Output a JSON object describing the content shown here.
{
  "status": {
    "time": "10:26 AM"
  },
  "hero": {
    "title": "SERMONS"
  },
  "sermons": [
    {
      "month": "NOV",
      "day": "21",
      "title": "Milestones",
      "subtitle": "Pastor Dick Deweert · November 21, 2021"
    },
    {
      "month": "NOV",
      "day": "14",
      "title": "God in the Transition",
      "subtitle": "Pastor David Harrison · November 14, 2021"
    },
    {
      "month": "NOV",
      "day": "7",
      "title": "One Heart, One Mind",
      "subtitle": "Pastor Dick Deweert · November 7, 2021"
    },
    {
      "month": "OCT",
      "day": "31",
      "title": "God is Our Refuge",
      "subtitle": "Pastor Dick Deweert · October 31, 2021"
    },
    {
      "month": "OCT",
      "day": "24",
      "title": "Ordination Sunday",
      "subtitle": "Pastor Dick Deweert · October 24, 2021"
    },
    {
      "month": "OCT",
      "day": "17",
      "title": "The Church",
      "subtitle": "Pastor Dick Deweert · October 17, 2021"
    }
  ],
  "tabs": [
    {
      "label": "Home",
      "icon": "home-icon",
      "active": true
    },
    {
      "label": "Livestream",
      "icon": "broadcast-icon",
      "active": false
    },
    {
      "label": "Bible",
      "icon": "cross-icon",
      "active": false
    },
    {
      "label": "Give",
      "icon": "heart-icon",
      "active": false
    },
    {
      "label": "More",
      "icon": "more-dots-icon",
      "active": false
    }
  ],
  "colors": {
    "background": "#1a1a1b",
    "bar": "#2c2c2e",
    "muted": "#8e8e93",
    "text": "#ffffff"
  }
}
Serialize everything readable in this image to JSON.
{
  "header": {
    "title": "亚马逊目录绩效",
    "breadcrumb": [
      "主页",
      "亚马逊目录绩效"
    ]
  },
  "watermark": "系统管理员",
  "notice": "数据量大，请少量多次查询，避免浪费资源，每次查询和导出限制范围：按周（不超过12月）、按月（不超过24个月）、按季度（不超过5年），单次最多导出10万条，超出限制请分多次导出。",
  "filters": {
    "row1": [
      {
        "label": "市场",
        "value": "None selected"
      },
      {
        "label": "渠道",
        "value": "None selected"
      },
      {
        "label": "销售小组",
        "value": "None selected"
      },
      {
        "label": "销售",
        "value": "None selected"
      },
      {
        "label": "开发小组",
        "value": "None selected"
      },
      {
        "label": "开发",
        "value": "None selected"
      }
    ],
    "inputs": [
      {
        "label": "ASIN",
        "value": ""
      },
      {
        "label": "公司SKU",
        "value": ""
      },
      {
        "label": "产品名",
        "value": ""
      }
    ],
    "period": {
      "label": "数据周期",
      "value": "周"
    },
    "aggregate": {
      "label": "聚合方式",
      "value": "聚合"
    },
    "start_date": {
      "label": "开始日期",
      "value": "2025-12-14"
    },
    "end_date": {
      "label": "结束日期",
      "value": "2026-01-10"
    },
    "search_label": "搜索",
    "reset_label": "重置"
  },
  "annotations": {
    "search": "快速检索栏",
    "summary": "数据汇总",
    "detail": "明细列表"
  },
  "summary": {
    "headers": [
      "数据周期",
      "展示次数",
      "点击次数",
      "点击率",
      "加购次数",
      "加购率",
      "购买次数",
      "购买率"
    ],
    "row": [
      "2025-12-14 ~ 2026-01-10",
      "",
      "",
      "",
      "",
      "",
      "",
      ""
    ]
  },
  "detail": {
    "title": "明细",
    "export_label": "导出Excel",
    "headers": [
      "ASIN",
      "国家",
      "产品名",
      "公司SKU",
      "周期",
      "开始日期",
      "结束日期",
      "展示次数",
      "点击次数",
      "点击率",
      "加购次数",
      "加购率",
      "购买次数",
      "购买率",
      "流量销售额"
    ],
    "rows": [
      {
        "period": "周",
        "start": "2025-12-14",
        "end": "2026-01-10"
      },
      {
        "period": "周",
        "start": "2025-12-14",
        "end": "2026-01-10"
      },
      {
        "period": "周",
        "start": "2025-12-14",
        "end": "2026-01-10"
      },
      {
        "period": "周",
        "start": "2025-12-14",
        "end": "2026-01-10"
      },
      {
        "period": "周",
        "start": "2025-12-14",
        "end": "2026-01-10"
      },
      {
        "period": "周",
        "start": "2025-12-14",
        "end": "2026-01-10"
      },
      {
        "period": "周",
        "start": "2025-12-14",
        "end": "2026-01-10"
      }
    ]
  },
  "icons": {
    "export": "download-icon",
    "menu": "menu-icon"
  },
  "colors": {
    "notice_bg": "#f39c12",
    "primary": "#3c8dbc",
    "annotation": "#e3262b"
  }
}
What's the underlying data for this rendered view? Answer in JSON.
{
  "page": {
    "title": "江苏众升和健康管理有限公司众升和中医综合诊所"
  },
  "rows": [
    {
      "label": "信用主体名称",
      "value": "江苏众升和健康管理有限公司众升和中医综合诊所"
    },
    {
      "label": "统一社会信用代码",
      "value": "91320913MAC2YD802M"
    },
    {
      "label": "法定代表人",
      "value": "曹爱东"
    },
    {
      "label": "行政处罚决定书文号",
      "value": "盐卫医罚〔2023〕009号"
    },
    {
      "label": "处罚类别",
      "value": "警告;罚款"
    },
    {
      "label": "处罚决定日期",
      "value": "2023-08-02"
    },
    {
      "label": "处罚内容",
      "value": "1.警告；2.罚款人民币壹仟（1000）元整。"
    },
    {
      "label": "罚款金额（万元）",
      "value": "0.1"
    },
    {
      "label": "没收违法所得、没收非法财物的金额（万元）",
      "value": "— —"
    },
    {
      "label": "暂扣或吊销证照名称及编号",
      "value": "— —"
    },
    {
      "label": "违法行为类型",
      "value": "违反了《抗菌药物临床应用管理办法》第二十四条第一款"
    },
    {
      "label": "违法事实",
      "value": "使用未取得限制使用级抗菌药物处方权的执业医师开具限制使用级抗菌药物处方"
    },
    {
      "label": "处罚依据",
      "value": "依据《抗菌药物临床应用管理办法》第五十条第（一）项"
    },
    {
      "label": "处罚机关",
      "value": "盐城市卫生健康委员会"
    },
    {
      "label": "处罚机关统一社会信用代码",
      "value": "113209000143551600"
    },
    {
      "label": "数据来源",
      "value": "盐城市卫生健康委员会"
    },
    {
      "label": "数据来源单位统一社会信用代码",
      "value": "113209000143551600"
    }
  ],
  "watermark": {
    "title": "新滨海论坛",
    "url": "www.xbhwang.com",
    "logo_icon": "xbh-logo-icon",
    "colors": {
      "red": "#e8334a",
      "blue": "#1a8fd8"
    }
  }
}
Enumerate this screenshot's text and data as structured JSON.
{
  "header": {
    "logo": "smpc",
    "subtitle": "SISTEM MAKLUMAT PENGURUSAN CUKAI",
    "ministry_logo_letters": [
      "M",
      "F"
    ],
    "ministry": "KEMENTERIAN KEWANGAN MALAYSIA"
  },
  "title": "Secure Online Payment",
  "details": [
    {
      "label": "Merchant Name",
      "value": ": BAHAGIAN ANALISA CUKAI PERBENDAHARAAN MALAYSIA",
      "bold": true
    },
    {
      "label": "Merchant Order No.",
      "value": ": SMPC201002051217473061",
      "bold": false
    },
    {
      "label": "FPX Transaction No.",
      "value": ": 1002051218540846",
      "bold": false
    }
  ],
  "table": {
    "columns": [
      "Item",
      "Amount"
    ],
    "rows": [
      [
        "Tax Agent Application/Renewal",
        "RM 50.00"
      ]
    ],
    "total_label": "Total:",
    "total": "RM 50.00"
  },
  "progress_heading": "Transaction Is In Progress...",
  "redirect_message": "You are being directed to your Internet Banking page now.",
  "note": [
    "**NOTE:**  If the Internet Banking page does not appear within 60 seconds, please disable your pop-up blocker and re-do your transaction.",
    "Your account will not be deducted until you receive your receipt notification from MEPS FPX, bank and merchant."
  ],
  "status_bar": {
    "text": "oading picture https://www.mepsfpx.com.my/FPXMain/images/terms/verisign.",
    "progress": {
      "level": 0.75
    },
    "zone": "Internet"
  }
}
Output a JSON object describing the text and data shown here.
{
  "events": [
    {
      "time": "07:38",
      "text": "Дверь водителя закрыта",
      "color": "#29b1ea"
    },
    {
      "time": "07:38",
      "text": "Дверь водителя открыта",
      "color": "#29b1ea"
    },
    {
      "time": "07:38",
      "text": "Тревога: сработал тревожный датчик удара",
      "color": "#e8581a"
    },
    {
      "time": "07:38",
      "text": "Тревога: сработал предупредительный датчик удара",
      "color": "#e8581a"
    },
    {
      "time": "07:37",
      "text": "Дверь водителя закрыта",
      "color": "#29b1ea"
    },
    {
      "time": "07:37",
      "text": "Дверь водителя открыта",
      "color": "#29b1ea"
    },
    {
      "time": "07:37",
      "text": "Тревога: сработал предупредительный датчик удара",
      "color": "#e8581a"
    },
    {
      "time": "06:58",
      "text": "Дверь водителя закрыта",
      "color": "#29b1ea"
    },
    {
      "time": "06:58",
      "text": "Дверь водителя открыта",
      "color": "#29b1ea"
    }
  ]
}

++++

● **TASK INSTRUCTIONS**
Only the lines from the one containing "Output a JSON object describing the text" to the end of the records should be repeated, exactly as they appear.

● **TASK OUTPUT**
Output a JSON object describing the text and data shown here.
{
  "events": [
    {
      "time": "07:38",
      "text": "Дверь водителя закрыта",
      "color": "#29b1ea"
    },
    {
      "time": "07:38",
      "text": "Дверь водителя открыта",
      "color": "#29b1ea"
    },
    {
      "time": "07:38",
      "text": "Тревога: сработал тревожный датчик удара",
      "color": "#e8581a"
    },
    {
      "time": "07:38",
      "text": "Тревога: сработал предупредительный датчик удара",
      "color": "#e8581a"
    },
    {
      "time": "07:37",
      "text": "Дверь водителя закрыта",
      "color": "#29b1ea"
    },
    {
      "time": "07:37",
      "text": "Дверь водителя открыта",
      "color": "#29b1ea"
    },
    {
      "time": "07:37",
      "text": "Тревога: сработал предупредительный датчик удара",
      "color": "#e8581a"
    },
    {
      "time": "06:58",
      "text": "Дверь водителя закрыта",
      "color": "#29b1ea"
    },
    {
      "time": "06:58",
      "text": "Дверь водителя открыта",
      "color": "#29b1ea"
    }
  ]
}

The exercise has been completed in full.